Assignment
Look over the lines below. Report each one that includes the string "this".

Record extracts
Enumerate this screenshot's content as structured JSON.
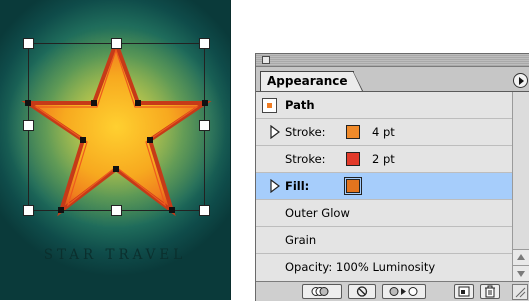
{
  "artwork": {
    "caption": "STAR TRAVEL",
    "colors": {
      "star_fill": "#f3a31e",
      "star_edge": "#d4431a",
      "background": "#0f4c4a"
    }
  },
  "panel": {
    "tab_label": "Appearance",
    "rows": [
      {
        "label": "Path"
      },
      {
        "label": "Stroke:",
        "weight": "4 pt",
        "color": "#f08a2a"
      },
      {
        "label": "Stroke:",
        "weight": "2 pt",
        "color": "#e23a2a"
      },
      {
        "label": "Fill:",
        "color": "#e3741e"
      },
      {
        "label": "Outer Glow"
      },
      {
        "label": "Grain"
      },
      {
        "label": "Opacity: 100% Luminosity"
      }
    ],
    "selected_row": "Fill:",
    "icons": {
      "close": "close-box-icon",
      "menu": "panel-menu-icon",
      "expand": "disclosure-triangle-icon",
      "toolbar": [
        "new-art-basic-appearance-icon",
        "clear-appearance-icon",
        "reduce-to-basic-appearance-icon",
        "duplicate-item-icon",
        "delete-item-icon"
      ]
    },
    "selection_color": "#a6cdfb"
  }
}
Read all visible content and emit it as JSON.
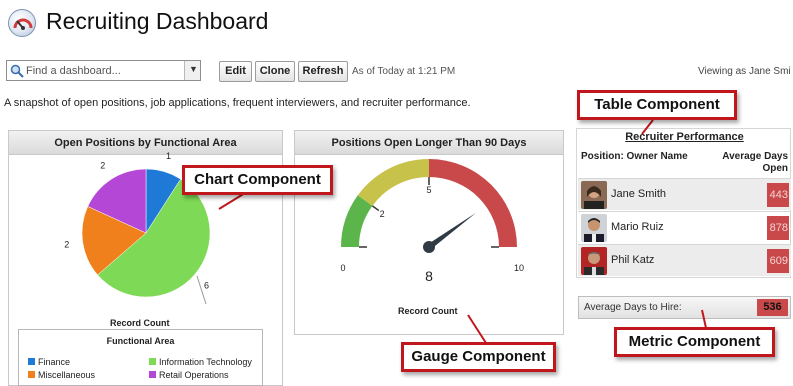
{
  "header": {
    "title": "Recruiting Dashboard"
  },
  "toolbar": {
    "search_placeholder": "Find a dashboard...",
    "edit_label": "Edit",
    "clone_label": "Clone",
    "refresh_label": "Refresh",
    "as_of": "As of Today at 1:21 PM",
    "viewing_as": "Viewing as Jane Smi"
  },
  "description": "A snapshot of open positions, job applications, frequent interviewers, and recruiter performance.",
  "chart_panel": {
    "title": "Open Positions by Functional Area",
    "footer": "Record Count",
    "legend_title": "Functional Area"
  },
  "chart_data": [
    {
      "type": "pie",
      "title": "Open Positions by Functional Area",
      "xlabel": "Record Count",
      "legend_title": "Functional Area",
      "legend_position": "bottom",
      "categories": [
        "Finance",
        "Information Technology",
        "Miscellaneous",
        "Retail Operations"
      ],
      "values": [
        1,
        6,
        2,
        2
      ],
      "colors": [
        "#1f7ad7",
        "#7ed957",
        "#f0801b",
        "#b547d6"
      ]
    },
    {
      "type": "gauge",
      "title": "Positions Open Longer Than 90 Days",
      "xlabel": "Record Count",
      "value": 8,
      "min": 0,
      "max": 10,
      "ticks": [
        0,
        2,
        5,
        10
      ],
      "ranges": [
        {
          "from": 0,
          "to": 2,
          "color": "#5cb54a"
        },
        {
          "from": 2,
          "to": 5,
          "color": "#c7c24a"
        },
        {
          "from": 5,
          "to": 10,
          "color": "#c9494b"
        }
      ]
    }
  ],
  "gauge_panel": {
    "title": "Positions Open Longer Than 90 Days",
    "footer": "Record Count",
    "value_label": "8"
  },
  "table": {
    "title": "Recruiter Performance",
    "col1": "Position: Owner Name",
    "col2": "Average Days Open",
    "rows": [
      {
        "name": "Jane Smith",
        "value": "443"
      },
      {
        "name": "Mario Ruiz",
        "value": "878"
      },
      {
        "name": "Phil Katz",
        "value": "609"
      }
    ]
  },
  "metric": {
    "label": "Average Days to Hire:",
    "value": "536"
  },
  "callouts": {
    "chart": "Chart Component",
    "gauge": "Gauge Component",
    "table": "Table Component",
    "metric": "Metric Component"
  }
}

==

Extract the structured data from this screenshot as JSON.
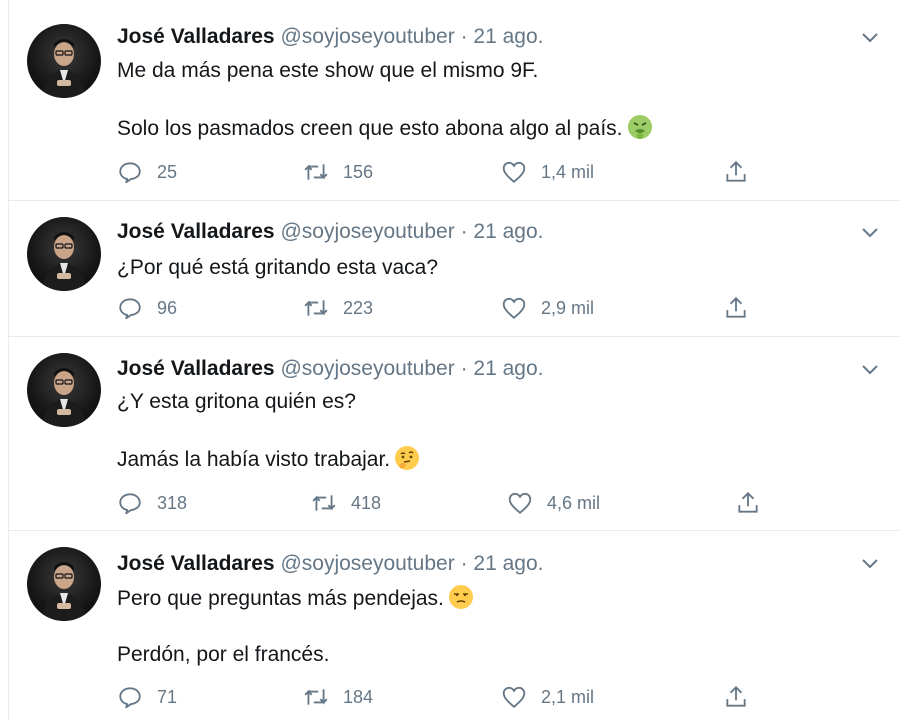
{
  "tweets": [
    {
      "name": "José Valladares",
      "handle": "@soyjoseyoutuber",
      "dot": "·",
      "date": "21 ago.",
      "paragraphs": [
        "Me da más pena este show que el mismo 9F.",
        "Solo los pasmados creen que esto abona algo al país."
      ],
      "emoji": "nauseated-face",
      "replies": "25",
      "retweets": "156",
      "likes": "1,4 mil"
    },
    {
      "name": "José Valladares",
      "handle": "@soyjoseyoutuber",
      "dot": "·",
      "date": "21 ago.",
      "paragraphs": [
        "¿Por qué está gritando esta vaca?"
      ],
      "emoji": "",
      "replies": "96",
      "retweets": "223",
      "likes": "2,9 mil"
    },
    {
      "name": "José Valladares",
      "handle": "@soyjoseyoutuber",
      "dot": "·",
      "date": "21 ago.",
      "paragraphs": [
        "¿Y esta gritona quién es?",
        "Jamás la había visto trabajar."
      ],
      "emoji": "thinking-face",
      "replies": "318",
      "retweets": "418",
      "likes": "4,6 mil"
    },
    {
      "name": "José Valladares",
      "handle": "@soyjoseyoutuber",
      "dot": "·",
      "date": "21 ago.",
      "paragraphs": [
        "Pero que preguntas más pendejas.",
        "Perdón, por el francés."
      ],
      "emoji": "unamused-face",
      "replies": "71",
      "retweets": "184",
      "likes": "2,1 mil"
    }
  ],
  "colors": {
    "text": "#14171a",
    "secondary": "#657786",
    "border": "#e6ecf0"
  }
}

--

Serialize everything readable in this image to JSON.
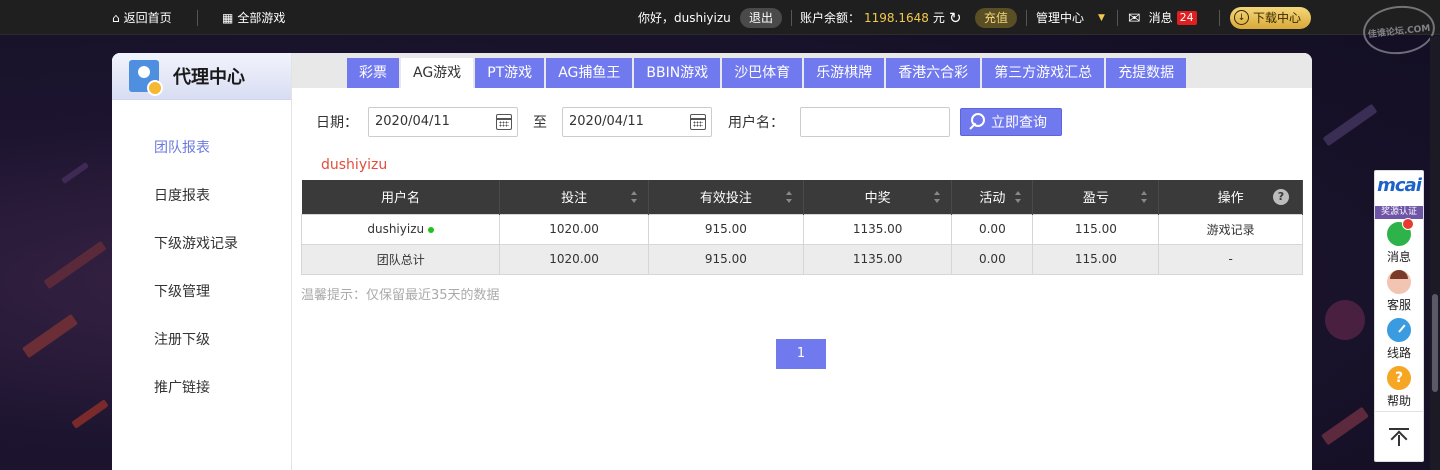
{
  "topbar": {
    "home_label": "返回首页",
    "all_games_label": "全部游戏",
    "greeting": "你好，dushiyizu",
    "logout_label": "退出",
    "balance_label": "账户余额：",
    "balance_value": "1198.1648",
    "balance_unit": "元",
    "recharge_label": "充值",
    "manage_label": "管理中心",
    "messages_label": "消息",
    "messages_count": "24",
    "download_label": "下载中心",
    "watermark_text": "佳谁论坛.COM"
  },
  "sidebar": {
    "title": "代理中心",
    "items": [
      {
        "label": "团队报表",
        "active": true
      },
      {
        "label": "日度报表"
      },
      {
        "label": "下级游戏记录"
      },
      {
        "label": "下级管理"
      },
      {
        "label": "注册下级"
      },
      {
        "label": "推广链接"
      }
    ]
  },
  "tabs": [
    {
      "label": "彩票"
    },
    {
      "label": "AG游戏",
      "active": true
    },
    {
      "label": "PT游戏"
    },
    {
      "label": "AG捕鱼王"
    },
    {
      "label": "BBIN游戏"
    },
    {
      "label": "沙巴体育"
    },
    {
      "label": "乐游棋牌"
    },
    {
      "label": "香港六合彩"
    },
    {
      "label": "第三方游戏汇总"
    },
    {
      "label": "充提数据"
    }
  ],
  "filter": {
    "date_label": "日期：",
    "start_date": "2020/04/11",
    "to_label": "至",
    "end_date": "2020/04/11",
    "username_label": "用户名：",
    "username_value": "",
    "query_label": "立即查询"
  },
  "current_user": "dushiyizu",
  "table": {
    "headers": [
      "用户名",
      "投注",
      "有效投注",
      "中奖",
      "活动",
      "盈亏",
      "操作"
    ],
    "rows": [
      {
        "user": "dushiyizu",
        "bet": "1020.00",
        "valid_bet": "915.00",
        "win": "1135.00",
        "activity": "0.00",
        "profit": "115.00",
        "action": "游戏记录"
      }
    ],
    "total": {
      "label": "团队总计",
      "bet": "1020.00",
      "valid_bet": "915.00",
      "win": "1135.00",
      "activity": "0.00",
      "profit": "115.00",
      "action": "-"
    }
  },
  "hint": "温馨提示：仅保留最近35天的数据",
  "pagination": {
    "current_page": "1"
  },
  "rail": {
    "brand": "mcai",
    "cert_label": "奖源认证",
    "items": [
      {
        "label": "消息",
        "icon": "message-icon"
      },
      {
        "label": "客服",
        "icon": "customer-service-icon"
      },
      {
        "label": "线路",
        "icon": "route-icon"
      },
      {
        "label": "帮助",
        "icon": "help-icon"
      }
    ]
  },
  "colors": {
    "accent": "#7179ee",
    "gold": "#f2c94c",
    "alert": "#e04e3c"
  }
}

Expected answer
Enumerate this screenshot's content as structured JSON.
Extract the structured data from this screenshot as JSON.
Serialize everything readable in this image to JSON.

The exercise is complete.